Chapter four uses a passage from The Economic and Philosophical Manuscripts as the textual anchor of a discussion of Marx’s notion of alienation as set against its Hegelian background. Chapter five presents excerpts from the early Notebooks on Epicurean Philosophy (1839) and from the introduction to the “Contribution to Critique of Hegel’s Philosophy of Right” in order to consider Marx’s developing views on the respective roles of philosophy and the proletariat in the emancipation of humanity. Chapter six, built upon another excerpt from The Economic and Philosophical Manuscripts, explains that the emancipation heralded by Marx consists of communism – not, as Osborne is careful to tell, the “communism” of state socialism, but rather a truly emancipatory communism. This is a communism “which abolishes private property [especially privately owned means of production – BDL] in such a way as to move humanity to a more advanced stage of historical development” (pg. 79) by managing to preserve the advances that lay hidden and alienated in the capitalist system. Chapter six is devoted to the Communist Manifesto, and deals largely with literary questions surrounding the genre of manifestos in general and the rhetorical considerations that must be taken into account when reading them. Chapter seven treats a remarkable passage from Capital which is written in the first person as the plea or complaint of a worker against his employer. Chapter nine deals with another section from Capital, this time one concerning the problem of “original accumulation” (the question of how capitalists amass the “start-up” capital needed for economies to “take off”). The basic thesis is that this “original” wealth is acquired through violent and underhanded means rather than through thrift and personal virtue. The final chapter discusses a sample of Marx’s pot-boiling journalistic writing. The passage in question deals with the affects of British colonialism on India. Osborne takes the opportunity to soften (but not to entirely excuse) the political incorrectness of Marx’s views on non-Western societies.

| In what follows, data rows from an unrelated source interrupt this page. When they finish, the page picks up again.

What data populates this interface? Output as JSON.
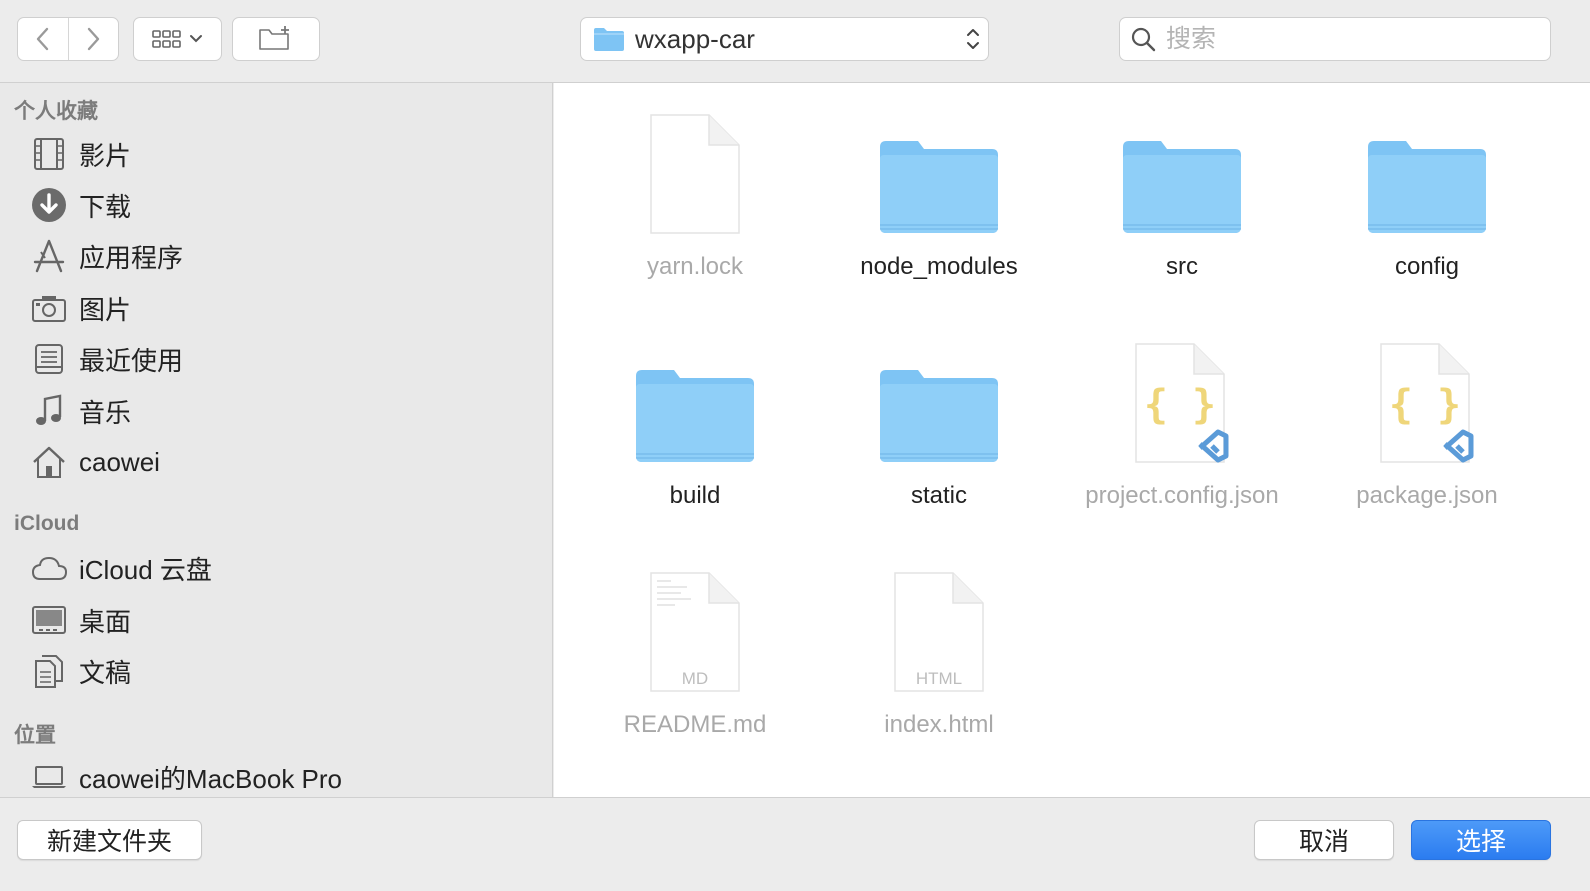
{
  "toolbar": {
    "path_label": "wxapp-car",
    "search_placeholder": "搜索"
  },
  "sidebar": {
    "favorites_title": "个人收藏",
    "favorites": [
      {
        "label": "影片",
        "icon": "film-icon"
      },
      {
        "label": "下载",
        "icon": "download-icon"
      },
      {
        "label": "应用程序",
        "icon": "applications-icon"
      },
      {
        "label": "图片",
        "icon": "camera-icon"
      },
      {
        "label": "最近使用",
        "icon": "recents-icon"
      },
      {
        "label": "音乐",
        "icon": "music-icon"
      },
      {
        "label": "caowei",
        "icon": "home-icon"
      }
    ],
    "icloud_title": "iCloud",
    "icloud": [
      {
        "label": "iCloud 云盘",
        "icon": "cloud-icon"
      },
      {
        "label": "桌面",
        "icon": "desktop-icon"
      },
      {
        "label": "文稿",
        "icon": "documents-icon"
      }
    ],
    "locations_title": "位置",
    "locations": [
      {
        "label": "caowei的MacBook Pro",
        "icon": "laptop-icon"
      }
    ]
  },
  "files": [
    {
      "name": "yarn.lock",
      "type": "doc",
      "dim": true
    },
    {
      "name": "node_modules",
      "type": "folder",
      "dim": false
    },
    {
      "name": "src",
      "type": "folder",
      "dim": false
    },
    {
      "name": "config",
      "type": "folder",
      "dim": false
    },
    {
      "name": "build",
      "type": "folder",
      "dim": false
    },
    {
      "name": "static",
      "type": "folder",
      "dim": false
    },
    {
      "name": "project.config.json",
      "type": "json",
      "dim": true
    },
    {
      "name": "package.json",
      "type": "json",
      "dim": true
    },
    {
      "name": "README.md",
      "type": "md",
      "dim": true,
      "badge": "MD"
    },
    {
      "name": "index.html",
      "type": "html",
      "dim": true,
      "badge": "HTML"
    }
  ],
  "bottom": {
    "new_folder_label": "新建文件夹",
    "cancel_label": "取消",
    "choose_label": "选择"
  },
  "colors": {
    "folder": "#7ec4f4",
    "primary_button": "#2b7cf0",
    "json_braces": "#efd67a",
    "vscode": "#5b9bd8"
  }
}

In conclusion: there is much of interest in this book for people who have some acquaintance with Marx; it might find a useful place on the reading lists of some undergraduate courses. However, I do not think it can succeed as a stand-alone introductory text.

Berel Dov Lerner
Western Galilee College,
Akko, Israel,